## PROBLEM TO WORK ON
Your answer should be every line of the records that contains the word "handle", copied as it stands.

## ENTRIES PROVIDED
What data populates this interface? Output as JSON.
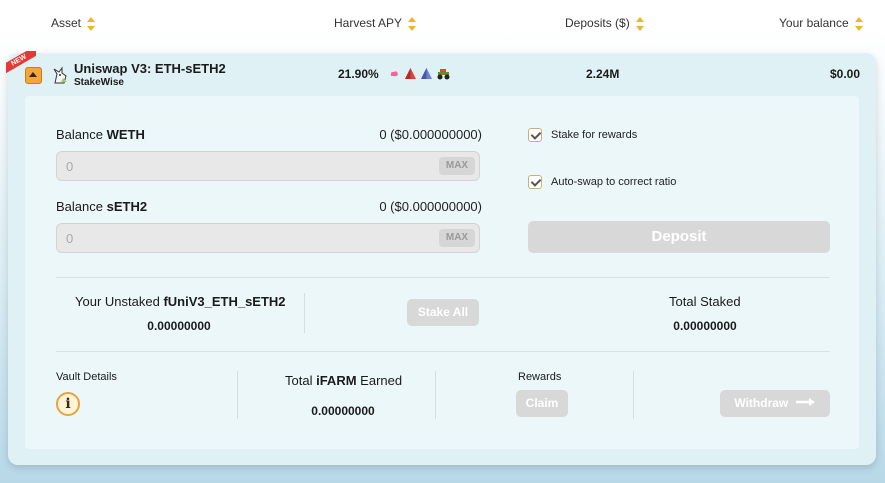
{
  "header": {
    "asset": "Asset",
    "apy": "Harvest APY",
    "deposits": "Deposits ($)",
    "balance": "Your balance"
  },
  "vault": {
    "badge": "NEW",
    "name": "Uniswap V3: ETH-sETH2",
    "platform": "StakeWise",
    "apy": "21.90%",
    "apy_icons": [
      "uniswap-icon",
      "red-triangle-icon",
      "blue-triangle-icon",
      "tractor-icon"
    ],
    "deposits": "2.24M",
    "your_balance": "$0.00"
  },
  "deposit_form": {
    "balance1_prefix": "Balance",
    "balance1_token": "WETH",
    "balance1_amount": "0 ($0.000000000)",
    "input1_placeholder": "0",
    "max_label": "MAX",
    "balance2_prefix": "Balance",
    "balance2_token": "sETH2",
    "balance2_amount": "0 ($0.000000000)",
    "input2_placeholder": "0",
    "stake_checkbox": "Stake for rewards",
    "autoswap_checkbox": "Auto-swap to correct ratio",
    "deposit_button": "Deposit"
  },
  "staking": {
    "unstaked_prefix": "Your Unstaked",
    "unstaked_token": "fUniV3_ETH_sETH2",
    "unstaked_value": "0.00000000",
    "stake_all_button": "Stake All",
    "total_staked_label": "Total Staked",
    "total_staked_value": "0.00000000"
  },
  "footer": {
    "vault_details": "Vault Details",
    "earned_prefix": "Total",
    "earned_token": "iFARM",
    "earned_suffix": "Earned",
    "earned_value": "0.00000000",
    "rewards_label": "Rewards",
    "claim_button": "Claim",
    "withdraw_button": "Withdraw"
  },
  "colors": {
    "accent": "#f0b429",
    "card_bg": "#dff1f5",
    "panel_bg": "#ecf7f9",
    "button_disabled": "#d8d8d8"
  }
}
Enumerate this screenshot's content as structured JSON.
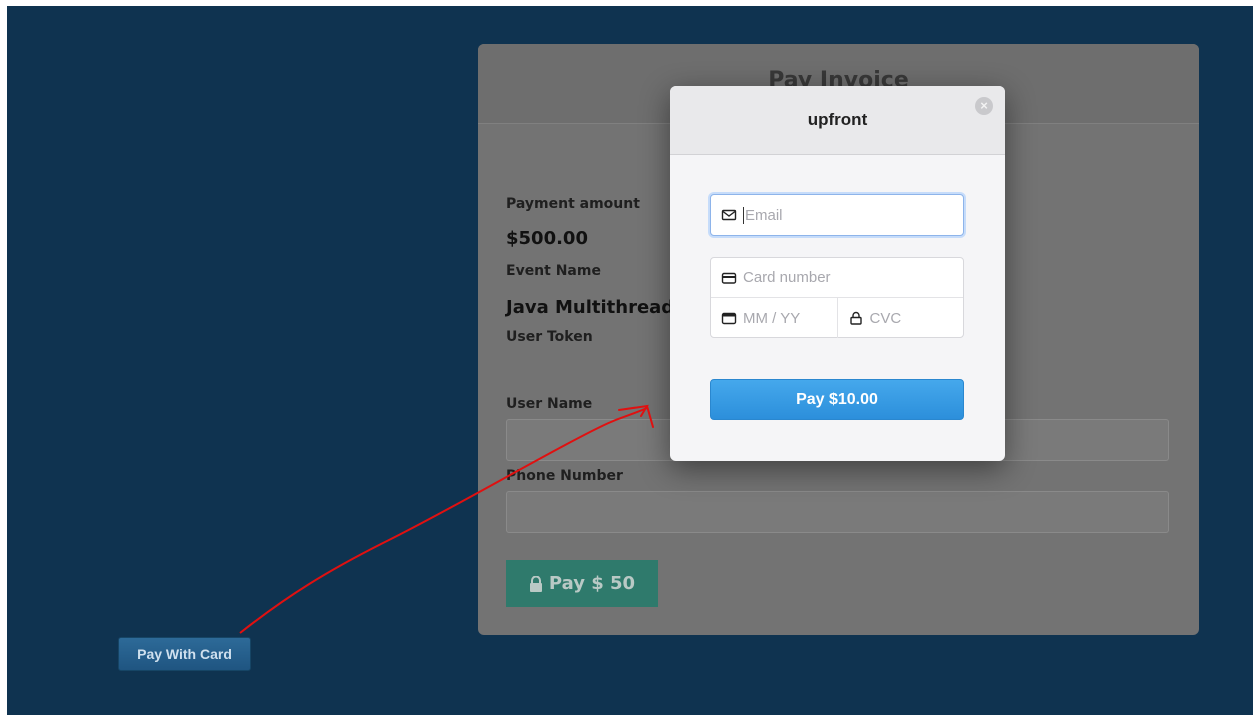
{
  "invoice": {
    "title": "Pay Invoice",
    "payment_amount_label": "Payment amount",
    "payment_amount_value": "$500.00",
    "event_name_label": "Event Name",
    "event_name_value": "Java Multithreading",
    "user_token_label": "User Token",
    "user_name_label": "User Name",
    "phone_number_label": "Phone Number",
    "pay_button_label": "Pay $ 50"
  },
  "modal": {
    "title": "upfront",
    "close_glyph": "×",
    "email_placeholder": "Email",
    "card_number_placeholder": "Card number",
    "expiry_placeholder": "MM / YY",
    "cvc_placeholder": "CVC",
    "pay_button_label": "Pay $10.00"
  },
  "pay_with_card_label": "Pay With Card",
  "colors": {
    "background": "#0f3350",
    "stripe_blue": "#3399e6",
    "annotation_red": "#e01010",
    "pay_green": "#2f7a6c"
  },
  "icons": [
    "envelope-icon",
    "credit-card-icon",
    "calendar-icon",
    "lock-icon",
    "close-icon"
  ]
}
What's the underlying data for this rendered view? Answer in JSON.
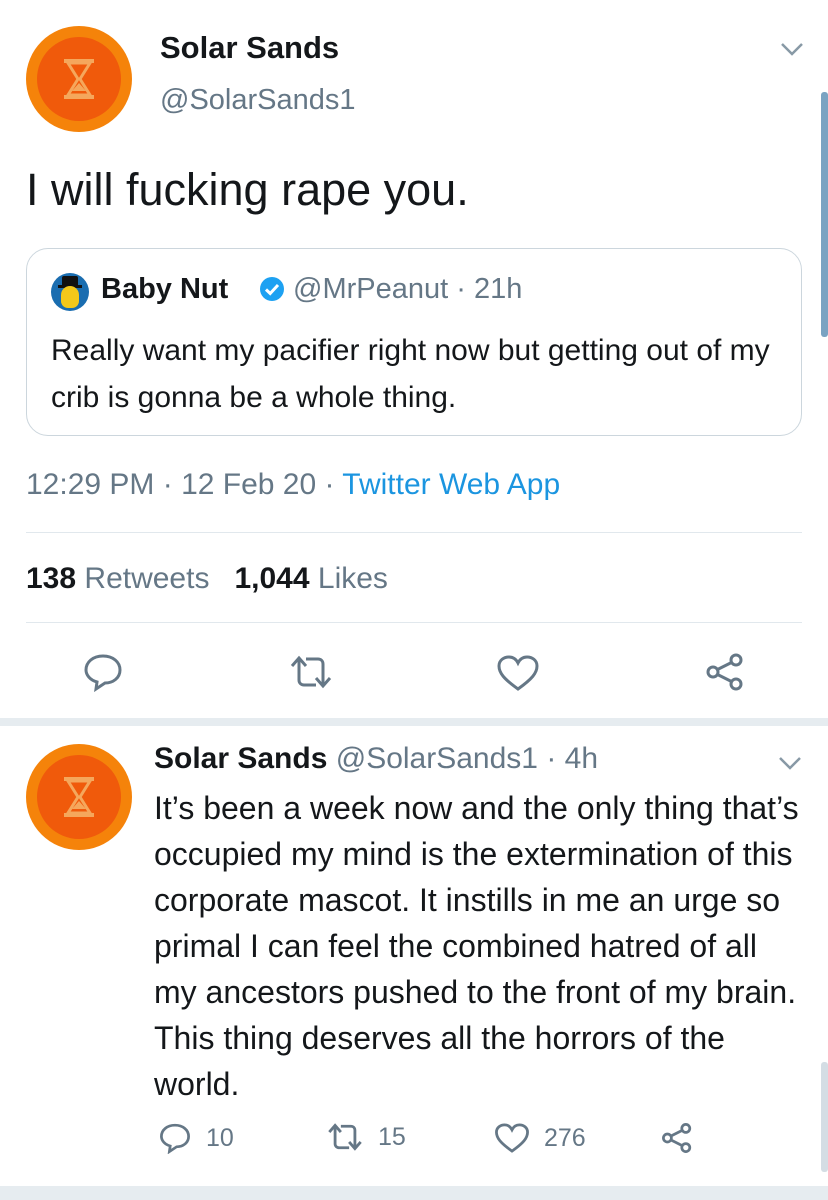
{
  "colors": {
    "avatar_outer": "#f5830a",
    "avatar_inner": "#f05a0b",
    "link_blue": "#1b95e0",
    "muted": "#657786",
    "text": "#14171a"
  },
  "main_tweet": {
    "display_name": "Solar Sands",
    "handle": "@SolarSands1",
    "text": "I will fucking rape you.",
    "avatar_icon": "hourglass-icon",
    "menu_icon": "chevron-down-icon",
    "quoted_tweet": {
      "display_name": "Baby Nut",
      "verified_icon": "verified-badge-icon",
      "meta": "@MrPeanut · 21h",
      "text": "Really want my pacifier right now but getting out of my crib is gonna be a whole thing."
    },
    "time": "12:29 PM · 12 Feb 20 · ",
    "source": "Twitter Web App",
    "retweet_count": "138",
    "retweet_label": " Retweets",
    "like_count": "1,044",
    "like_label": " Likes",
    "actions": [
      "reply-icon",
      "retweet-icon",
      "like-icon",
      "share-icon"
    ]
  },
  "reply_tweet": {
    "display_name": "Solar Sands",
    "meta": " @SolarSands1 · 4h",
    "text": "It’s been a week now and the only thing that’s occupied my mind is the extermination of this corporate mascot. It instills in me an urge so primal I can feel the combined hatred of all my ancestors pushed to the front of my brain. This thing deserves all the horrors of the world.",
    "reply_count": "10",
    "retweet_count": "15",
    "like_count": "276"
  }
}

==

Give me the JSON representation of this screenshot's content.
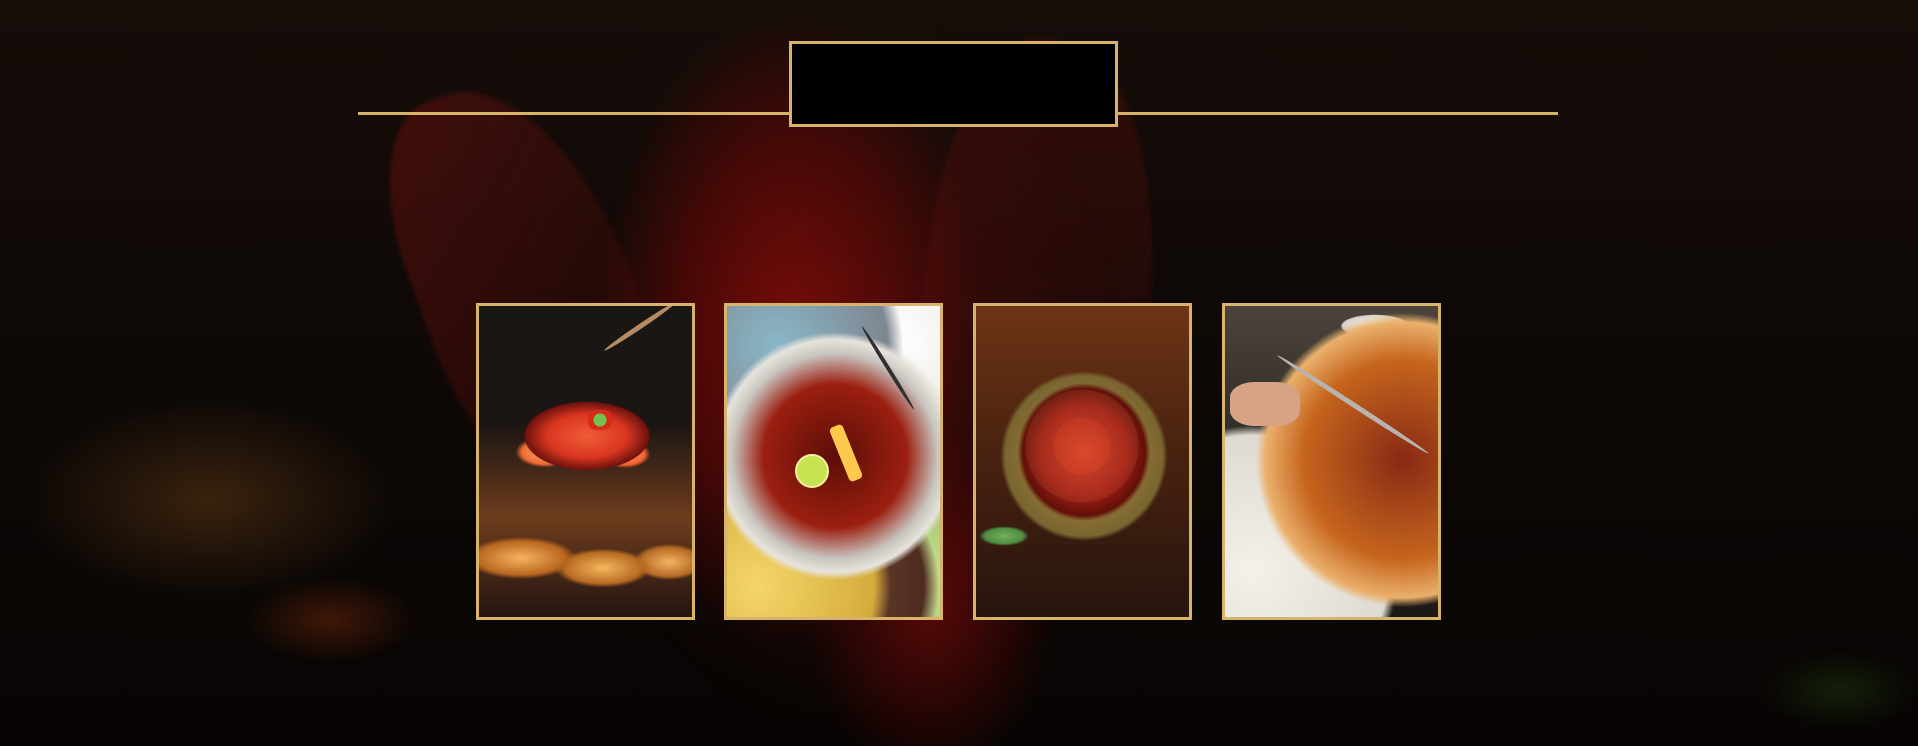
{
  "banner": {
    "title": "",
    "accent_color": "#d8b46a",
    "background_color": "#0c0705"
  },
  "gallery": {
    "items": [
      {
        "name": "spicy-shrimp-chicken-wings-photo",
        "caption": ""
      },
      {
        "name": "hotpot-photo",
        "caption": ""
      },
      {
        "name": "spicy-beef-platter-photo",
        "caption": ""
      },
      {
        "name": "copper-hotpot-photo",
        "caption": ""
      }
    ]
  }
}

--

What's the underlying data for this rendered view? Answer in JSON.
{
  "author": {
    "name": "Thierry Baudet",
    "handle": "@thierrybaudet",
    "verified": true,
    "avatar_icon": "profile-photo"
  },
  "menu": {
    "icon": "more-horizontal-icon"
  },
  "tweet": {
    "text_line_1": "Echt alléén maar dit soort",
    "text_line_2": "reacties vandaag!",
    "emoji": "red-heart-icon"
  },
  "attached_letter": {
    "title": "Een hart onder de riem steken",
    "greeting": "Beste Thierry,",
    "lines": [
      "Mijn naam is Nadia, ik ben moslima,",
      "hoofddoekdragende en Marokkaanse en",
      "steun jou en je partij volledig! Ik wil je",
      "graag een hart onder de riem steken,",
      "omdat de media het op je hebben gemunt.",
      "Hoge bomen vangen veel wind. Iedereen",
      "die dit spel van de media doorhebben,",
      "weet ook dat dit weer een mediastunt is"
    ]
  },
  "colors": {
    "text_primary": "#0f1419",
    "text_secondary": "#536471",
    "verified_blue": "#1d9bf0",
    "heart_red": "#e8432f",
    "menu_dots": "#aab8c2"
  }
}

## SOLUTION FOR THIS TASK
    "handle": "@SolarSands1",
    "handle": "@thierrybaudet",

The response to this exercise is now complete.